McGreehan also points to the final paragraph of the limits of liability section, not previously quoted, which provides that where the insured has valid and collectible automobile medical payments insurance available to him, the damages which he shall be entitled to recover from the owner or operator of an uninsured motor vehicle shall be reduced for purposes of uninsured motorists coverage by the amounts paid or due to be paid under such automobile medical insurance. On the basis of this paragraph, he argues that a layperson could reasonably believe that the term “[a]ny amounts payable” refers to the amount payable as damages. Again, respondent ignores the context of these clauses. The last paragraph, if anything, undermines his position since it makes apparent the fact that the policy differentiates between the terms “any amounts payable” and “damages.”

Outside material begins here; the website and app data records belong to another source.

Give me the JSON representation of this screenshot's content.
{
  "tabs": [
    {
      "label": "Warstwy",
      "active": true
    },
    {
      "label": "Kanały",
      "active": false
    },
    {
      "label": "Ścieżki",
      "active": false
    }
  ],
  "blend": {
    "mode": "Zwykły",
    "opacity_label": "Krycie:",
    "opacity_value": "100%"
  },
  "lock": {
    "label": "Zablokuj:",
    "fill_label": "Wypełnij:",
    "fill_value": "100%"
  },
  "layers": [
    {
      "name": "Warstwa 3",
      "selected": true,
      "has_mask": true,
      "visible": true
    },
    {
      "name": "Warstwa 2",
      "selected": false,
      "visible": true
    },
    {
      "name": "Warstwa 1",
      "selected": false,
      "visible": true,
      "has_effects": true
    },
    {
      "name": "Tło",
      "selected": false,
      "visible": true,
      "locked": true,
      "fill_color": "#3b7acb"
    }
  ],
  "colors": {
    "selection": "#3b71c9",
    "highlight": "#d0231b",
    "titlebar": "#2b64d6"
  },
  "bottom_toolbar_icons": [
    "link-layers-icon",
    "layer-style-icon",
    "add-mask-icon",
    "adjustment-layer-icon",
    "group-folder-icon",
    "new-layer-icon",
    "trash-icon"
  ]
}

Finally, McGreehan seems to harbor a basic misunderstanding of Jarrett and the holding therein. He says if we adopt CSAA's interpretation of the phrase “any amounts payable,” it will lead to a variation in the meaning of that language depending upon the amount of damages in any given case. Respondent gives the following example: “[W]here a policy provided $30,000 limits, if the damages an insured suffered in an accident [were $15,000] and he recovered $5,000 in workers['] compensation benefits, he would understand that he subtracts his workers['] compensation benefit[s] from his damages of $15,000 so that his recovery would only be $10,000 under the policy․ [¶] It would be unreasonable for an insured to construe the policy as meaning that he subtracts workers['] compensation from the policy limit of $30,000, leaving him available coverage of $25,000․ [¶] However, that is the method of deduction [CSAA] would employ if the damages exceed the policy limit. In the present case, CSAA would deduct $28,800+ from $30,000, leaving available coverage of only $1,200+.”
What respondent fails to see is that in either case—that is, whether the damages exceed policy limits or not—the policy requires workers' compensation benefits to be deducted from the total amount of damages, up to the policy limit. As found by Jarrett, the “loss payable” cited in the offset clause refers to the liability fixed by the general statement of coverage as limited by the subsection limiting the insurer's liability. (Jarrett v. Allstate Ins. Co., supra, 209 Cal.App.2d at p. 812, 26 Cal.Rptr. 231.) Accordingly, we disagree that CSAA's interpretation of the instant policy leads to variable meanings.
Finally, as explained by one appellate court, “By permitting the parties to an uninsured motorist insurance policy to contract for a reduction of the loss payable ‘[b]y the amount paid and the present value of all amounts payable ․ under any workmen's compensation law ․’ (Ins.Code, § 11580.2, subd. (h)), the Legislature has made plain that there shall be no double recovery under the policy and under the workmen's compensation law when the parties have so agreed.” (Waggaman v. Northwestern Security Ins. Co. (1971) 16 Cal.App.3d 571, 579, 94 Cal.Rptr. 170.)
In the case at bar, it is clear that the parties so agreed. We find no uncertainty, ambiguity or inconsistency in the language of the CSAA policy in this respect.
Summary judgment and the order granting plaintiff's motion for summary judgment are reversed. Appellant is awarded costs on appeal.
MERRILL, Associate Justice.
WHITE, P.J., and STRANKMAN, J.,* concur.